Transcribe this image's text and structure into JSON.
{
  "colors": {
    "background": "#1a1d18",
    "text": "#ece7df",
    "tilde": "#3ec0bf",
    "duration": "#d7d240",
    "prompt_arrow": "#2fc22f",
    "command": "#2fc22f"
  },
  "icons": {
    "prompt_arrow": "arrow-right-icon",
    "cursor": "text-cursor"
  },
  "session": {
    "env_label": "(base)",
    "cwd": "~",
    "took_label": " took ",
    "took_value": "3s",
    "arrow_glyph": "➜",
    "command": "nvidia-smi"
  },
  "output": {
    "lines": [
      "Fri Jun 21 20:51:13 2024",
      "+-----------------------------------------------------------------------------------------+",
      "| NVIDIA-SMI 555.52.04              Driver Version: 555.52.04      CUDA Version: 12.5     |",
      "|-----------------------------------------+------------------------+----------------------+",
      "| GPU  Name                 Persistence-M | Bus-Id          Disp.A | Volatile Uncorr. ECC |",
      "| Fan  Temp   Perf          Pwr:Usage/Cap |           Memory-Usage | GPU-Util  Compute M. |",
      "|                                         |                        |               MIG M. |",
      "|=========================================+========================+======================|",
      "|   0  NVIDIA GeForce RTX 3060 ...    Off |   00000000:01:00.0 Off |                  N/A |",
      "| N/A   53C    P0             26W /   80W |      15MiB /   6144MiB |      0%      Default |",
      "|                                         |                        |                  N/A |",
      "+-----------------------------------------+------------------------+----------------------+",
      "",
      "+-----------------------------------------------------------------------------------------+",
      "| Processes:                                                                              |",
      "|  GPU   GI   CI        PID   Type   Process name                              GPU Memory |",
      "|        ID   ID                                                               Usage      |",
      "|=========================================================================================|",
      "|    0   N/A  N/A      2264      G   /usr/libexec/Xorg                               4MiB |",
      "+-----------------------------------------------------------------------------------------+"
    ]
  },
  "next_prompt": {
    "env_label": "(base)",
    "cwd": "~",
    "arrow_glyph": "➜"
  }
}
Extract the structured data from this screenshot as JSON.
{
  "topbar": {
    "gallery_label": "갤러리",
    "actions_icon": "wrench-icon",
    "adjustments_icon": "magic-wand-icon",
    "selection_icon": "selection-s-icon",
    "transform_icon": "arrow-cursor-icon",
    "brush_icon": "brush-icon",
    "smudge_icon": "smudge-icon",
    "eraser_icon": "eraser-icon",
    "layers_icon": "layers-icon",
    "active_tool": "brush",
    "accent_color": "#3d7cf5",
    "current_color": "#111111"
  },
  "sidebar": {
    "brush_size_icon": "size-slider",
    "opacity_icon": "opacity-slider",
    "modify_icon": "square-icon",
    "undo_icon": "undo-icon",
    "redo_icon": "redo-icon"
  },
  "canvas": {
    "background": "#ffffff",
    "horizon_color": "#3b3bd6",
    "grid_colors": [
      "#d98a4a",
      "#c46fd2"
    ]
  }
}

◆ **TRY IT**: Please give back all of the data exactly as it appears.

◆ **TASK RESULT**:
Transcribe this image's text and structure into JSON.
{
  "colors": {
    "background": "#1a1d18",
    "text": "#ece7df",
    "tilde": "#3ec0bf",
    "duration": "#d7d240",
    "prompt_arrow": "#2fc22f",
    "command": "#2fc22f"
  },
  "icons": {
    "prompt_arrow": "arrow-right-icon",
    "cursor": "text-cursor"
  },
  "session": {
    "env_label": "(base)",
    "cwd": "~",
    "took_label": " took ",
    "took_value": "3s",
    "arrow_glyph": "➜",
    "command": "nvidia-smi"
  },
  "output": {
    "lines": [
      "Fri Jun 21 20:51:13 2024",
      "+-----------------------------------------------------------------------------------------+",
      "| NVIDIA-SMI 555.52.04              Driver Version: 555.52.04      CUDA Version: 12.5     |",
      "|-----------------------------------------+------------------------+----------------------+",
      "| GPU  Name                 Persistence-M | Bus-Id          Disp.A | Volatile Uncorr. ECC |",
      "| Fan  Temp   Perf          Pwr:Usage/Cap |           Memory-Usage | GPU-Util  Compute M. |",
      "|                                         |                        |               MIG M. |",
      "|=========================================+========================+======================|",
      "|   0  NVIDIA GeForce RTX 3060 ...    Off |   00000000:01:00.0 Off |                  N/A |",
      "| N/A   53C    P0             26W /   80W |      15MiB /   6144MiB |      0%      Default |",
      "|                                         |                        |                  N/A |",
      "+-----------------------------------------+------------------------+----------------------+",
      "",
      "+-----------------------------------------------------------------------------------------+",
      "| Processes:                                                                              |",
      "|  GPU   GI   CI        PID   Type   Process name                              GPU Memory |",
      "|        ID   ID                                                               Usage      |",
      "|=========================================================================================|",
      "|    0   N/A  N/A      2264      G   /usr/libexec/Xorg                               4MiB |",
      "+-----------------------------------------------------------------------------------------+"
    ]
  },
  "next_prompt": {
    "env_label": "(base)",
    "cwd": "~",
    "arrow_glyph": "➜"
  }
}
Extract the structured data from this screenshot as JSON.
{
  "topbar": {
    "gallery_label": "갤러리",
    "actions_icon": "wrench-icon",
    "adjustments_icon": "magic-wand-icon",
    "selection_icon": "selection-s-icon",
    "transform_icon": "arrow-cursor-icon",
    "brush_icon": "brush-icon",
    "smudge_icon": "smudge-icon",
    "eraser_icon": "eraser-icon",
    "layers_icon": "layers-icon",
    "active_tool": "brush",
    "accent_color": "#3d7cf5",
    "current_color": "#111111"
  },
  "sidebar": {
    "brush_size_icon": "size-slider",
    "opacity_icon": "opacity-slider",
    "modify_icon": "square-icon",
    "undo_icon": "undo-icon",
    "redo_icon": "redo-icon"
  },
  "canvas": {
    "background": "#ffffff",
    "horizon_color": "#3b3bd6",
    "grid_colors": [
      "#d98a4a",
      "#c46fd2"
    ]
  }
}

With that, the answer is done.